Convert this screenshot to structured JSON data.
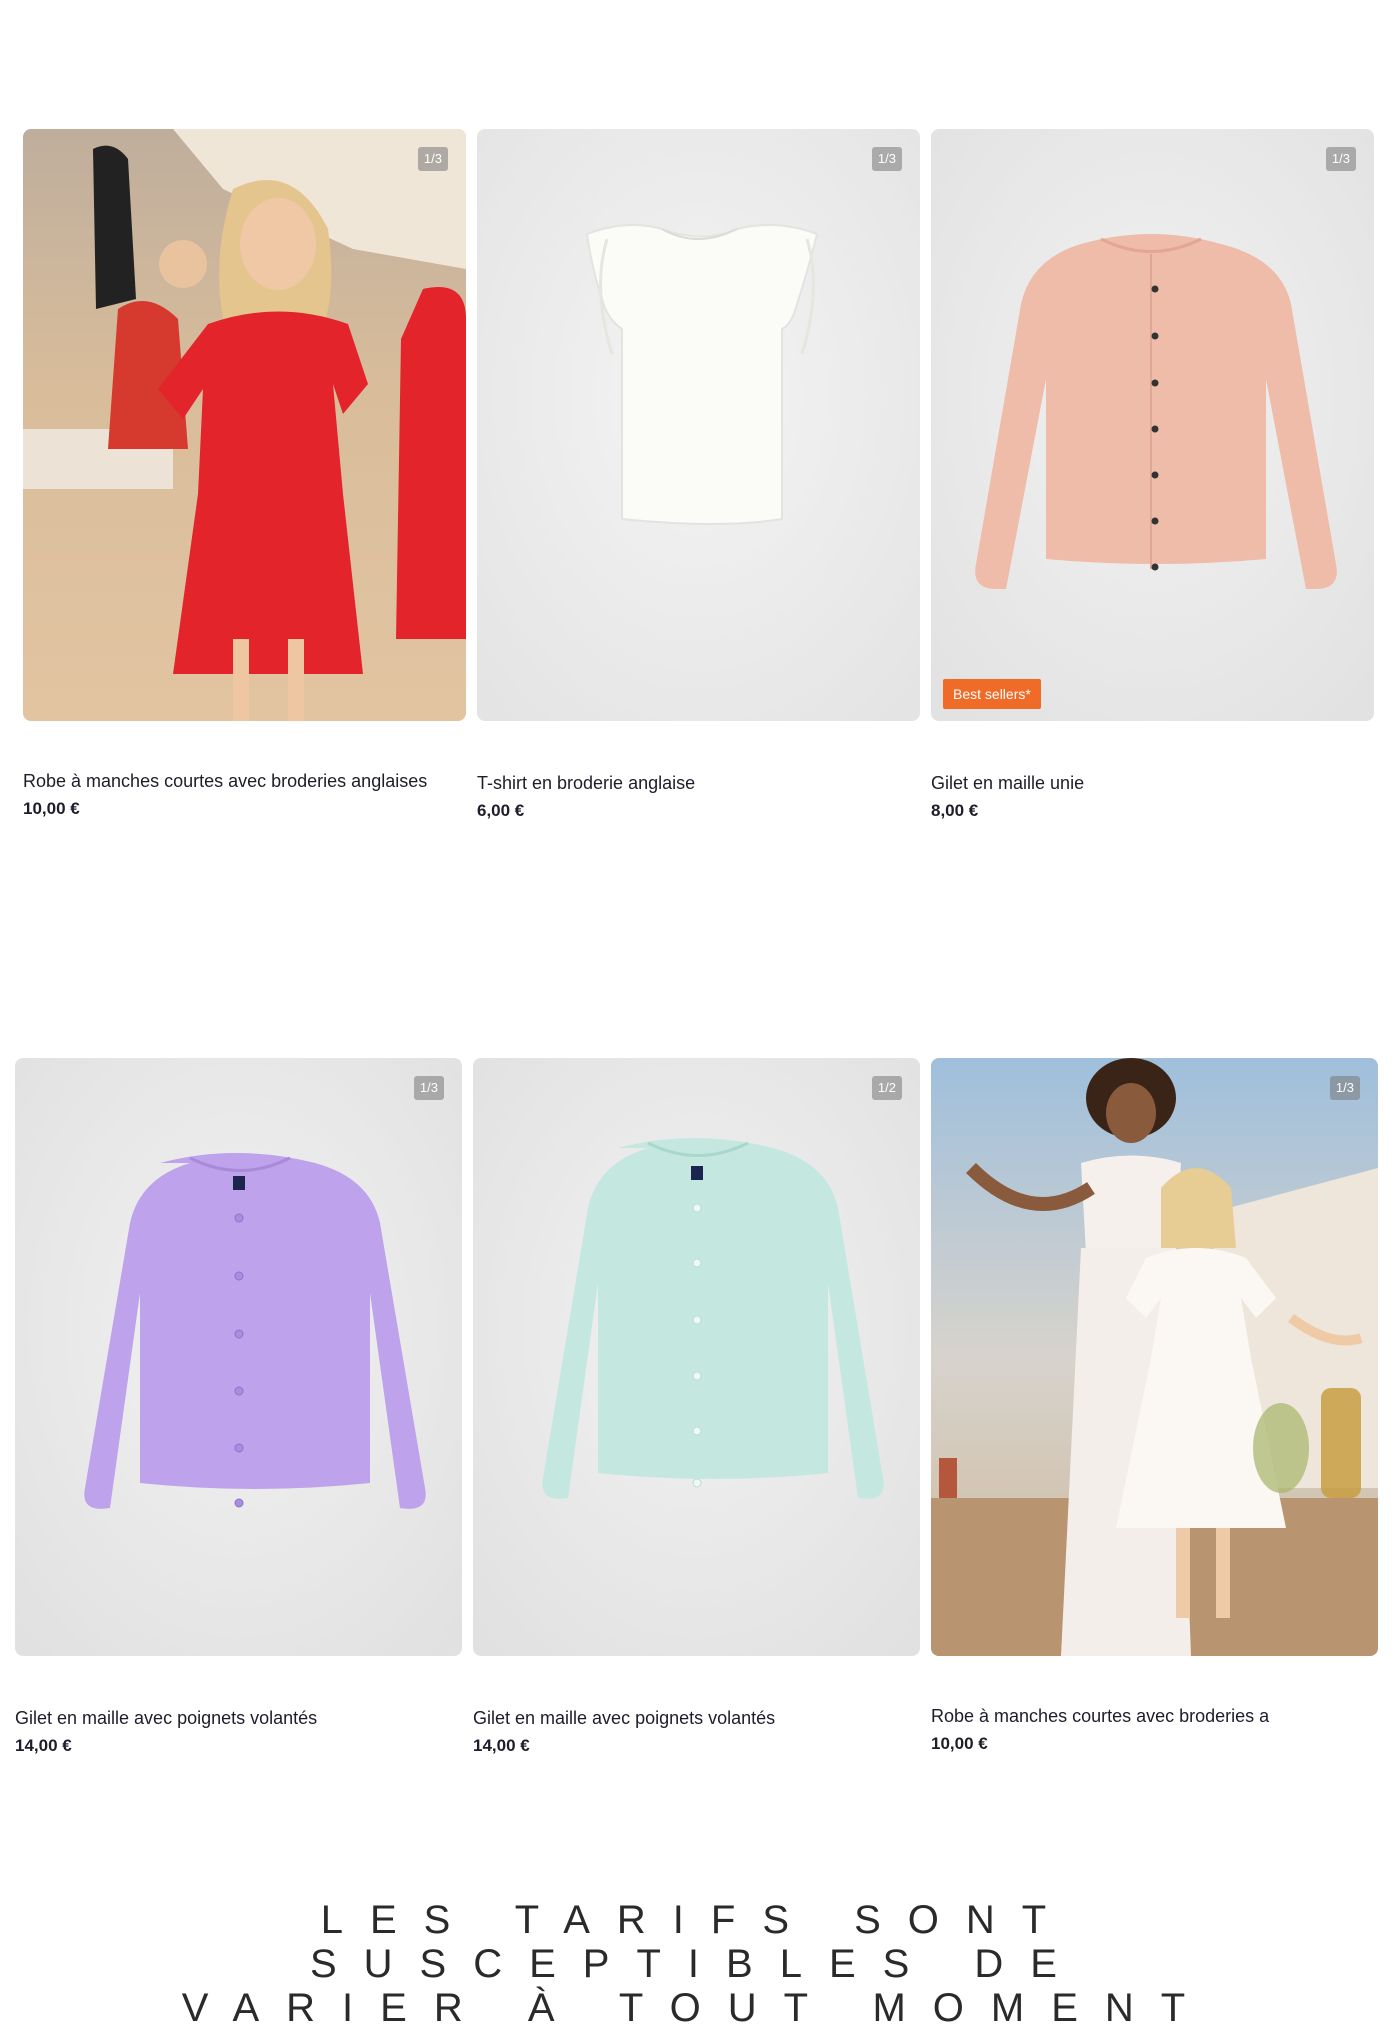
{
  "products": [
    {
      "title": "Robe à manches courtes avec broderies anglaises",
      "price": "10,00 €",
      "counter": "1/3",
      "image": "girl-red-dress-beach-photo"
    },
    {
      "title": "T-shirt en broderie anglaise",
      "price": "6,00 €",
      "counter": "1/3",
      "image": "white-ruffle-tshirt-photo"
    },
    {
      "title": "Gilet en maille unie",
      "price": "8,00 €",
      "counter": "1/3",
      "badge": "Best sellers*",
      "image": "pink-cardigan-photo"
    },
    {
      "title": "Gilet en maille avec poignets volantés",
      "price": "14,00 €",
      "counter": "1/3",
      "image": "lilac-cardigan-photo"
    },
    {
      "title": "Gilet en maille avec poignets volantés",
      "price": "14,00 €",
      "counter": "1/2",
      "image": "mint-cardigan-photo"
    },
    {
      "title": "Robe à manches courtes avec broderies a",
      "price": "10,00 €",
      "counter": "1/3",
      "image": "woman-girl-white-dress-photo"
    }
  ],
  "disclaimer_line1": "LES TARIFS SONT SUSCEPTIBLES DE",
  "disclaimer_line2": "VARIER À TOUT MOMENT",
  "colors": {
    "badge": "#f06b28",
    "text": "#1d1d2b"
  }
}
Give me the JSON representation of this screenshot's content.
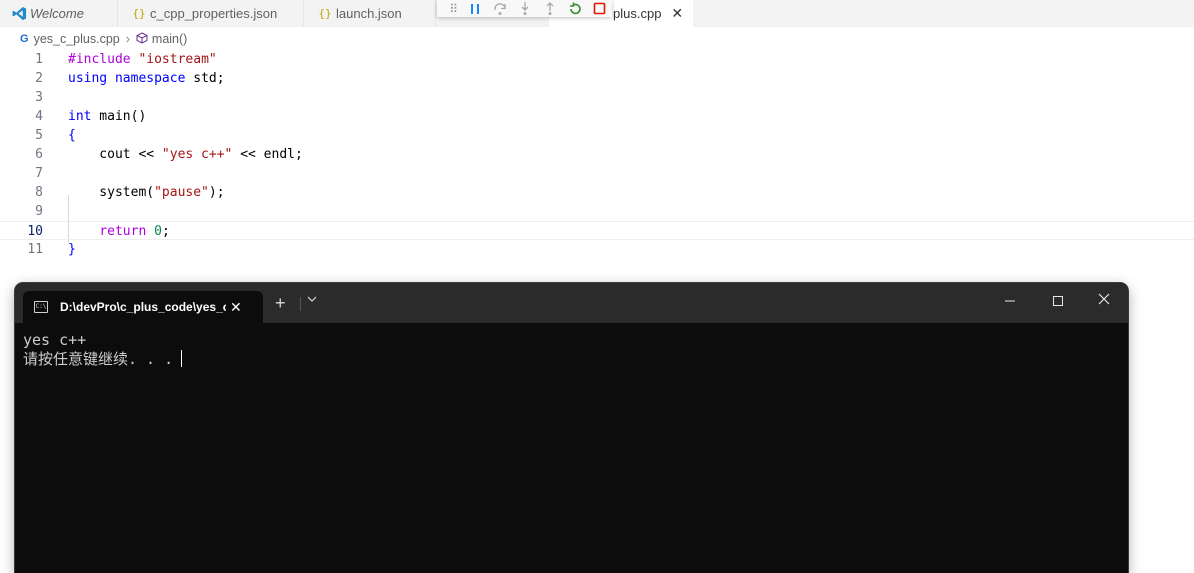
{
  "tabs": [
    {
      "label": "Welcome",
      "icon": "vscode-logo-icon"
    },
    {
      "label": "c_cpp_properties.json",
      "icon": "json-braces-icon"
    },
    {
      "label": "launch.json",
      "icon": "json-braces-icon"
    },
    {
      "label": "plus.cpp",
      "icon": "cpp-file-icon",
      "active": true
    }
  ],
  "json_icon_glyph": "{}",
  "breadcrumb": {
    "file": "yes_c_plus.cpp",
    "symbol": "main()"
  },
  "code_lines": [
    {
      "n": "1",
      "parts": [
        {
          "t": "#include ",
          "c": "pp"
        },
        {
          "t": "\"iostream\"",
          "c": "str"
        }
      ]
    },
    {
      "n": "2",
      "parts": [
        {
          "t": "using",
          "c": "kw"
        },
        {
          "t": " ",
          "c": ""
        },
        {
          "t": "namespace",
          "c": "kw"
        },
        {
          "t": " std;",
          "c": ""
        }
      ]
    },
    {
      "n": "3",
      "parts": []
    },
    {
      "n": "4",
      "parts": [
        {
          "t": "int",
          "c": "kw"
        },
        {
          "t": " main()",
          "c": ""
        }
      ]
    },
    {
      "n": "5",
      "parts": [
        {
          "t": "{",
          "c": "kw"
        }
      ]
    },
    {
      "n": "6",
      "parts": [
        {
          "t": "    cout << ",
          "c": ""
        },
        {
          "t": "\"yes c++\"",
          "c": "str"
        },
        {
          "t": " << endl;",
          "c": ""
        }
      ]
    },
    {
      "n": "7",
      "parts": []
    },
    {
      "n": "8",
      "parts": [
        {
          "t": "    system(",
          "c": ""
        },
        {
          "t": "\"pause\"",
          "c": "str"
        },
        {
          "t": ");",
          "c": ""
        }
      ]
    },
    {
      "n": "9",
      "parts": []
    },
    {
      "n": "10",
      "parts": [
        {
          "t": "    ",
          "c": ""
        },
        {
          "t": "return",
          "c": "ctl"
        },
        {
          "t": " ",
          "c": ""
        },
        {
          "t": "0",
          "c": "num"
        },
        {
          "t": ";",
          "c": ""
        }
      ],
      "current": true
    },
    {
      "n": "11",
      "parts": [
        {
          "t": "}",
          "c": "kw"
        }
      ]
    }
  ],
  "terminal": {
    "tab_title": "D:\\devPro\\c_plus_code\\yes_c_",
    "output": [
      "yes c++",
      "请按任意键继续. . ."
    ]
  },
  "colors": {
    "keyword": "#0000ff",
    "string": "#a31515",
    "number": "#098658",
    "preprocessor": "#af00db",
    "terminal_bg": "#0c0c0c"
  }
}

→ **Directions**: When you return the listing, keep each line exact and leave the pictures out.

→ **Exercise solution**:
Convert this screenshot to structured JSON data.
{
  "products": [
    {
      "title": "Robe à manches courtes avec broderies anglaises",
      "price": "10,00 €",
      "counter": "1/3",
      "image": "girl-red-dress-beach-photo"
    },
    {
      "title": "T-shirt en broderie anglaise",
      "price": "6,00 €",
      "counter": "1/3",
      "image": "white-ruffle-tshirt-photo"
    },
    {
      "title": "Gilet en maille unie",
      "price": "8,00 €",
      "counter": "1/3",
      "badge": "Best sellers*",
      "image": "pink-cardigan-photo"
    },
    {
      "title": "Gilet en maille avec poignets volantés",
      "price": "14,00 €",
      "counter": "1/3",
      "image": "lilac-cardigan-photo"
    },
    {
      "title": "Gilet en maille avec poignets volantés",
      "price": "14,00 €",
      "counter": "1/2",
      "image": "mint-cardigan-photo"
    },
    {
      "title": "Robe à manches courtes avec broderies a",
      "price": "10,00 €",
      "counter": "1/3",
      "image": "woman-girl-white-dress-photo"
    }
  ],
  "disclaimer_line1": "LES TARIFS SONT SUSCEPTIBLES DE",
  "disclaimer_line2": "VARIER À TOUT MOMENT",
  "colors": {
    "badge": "#f06b28",
    "text": "#1d1d2b"
  }
}
Give me the JSON representation of this screenshot's content.
{
  "tabs": [
    {
      "label": "Welcome",
      "icon": "vscode-logo-icon"
    },
    {
      "label": "c_cpp_properties.json",
      "icon": "json-braces-icon"
    },
    {
      "label": "launch.json",
      "icon": "json-braces-icon"
    },
    {
      "label": "plus.cpp",
      "icon": "cpp-file-icon",
      "active": true
    }
  ],
  "json_icon_glyph": "{}",
  "breadcrumb": {
    "file": "yes_c_plus.cpp",
    "symbol": "main()"
  },
  "code_lines": [
    {
      "n": "1",
      "parts": [
        {
          "t": "#include ",
          "c": "pp"
        },
        {
          "t": "\"iostream\"",
          "c": "str"
        }
      ]
    },
    {
      "n": "2",
      "parts": [
        {
          "t": "using",
          "c": "kw"
        },
        {
          "t": " ",
          "c": ""
        },
        {
          "t": "namespace",
          "c": "kw"
        },
        {
          "t": " std;",
          "c": ""
        }
      ]
    },
    {
      "n": "3",
      "parts": []
    },
    {
      "n": "4",
      "parts": [
        {
          "t": "int",
          "c": "kw"
        },
        {
          "t": " main()",
          "c": ""
        }
      ]
    },
    {
      "n": "5",
      "parts": [
        {
          "t": "{",
          "c": "kw"
        }
      ]
    },
    {
      "n": "6",
      "parts": [
        {
          "t": "    cout << ",
          "c": ""
        },
        {
          "t": "\"yes c++\"",
          "c": "str"
        },
        {
          "t": " << endl;",
          "c": ""
        }
      ]
    },
    {
      "n": "7",
      "parts": []
    },
    {
      "n": "8",
      "parts": [
        {
          "t": "    system(",
          "c": ""
        },
        {
          "t": "\"pause\"",
          "c": "str"
        },
        {
          "t": ");",
          "c": ""
        }
      ]
    },
    {
      "n": "9",
      "parts": []
    },
    {
      "n": "10",
      "parts": [
        {
          "t": "    ",
          "c": ""
        },
        {
          "t": "return",
          "c": "ctl"
        },
        {
          "t": " ",
          "c": ""
        },
        {
          "t": "0",
          "c": "num"
        },
        {
          "t": ";",
          "c": ""
        }
      ],
      "current": true
    },
    {
      "n": "11",
      "parts": [
        {
          "t": "}",
          "c": "kw"
        }
      ]
    }
  ],
  "terminal": {
    "tab_title": "D:\\devPro\\c_plus_code\\yes_c_",
    "output": [
      "yes c++",
      "请按任意键继续. . ."
    ]
  },
  "colors": {
    "keyword": "#0000ff",
    "string": "#a31515",
    "number": "#098658",
    "preprocessor": "#af00db",
    "terminal_bg": "#0c0c0c"
  }
}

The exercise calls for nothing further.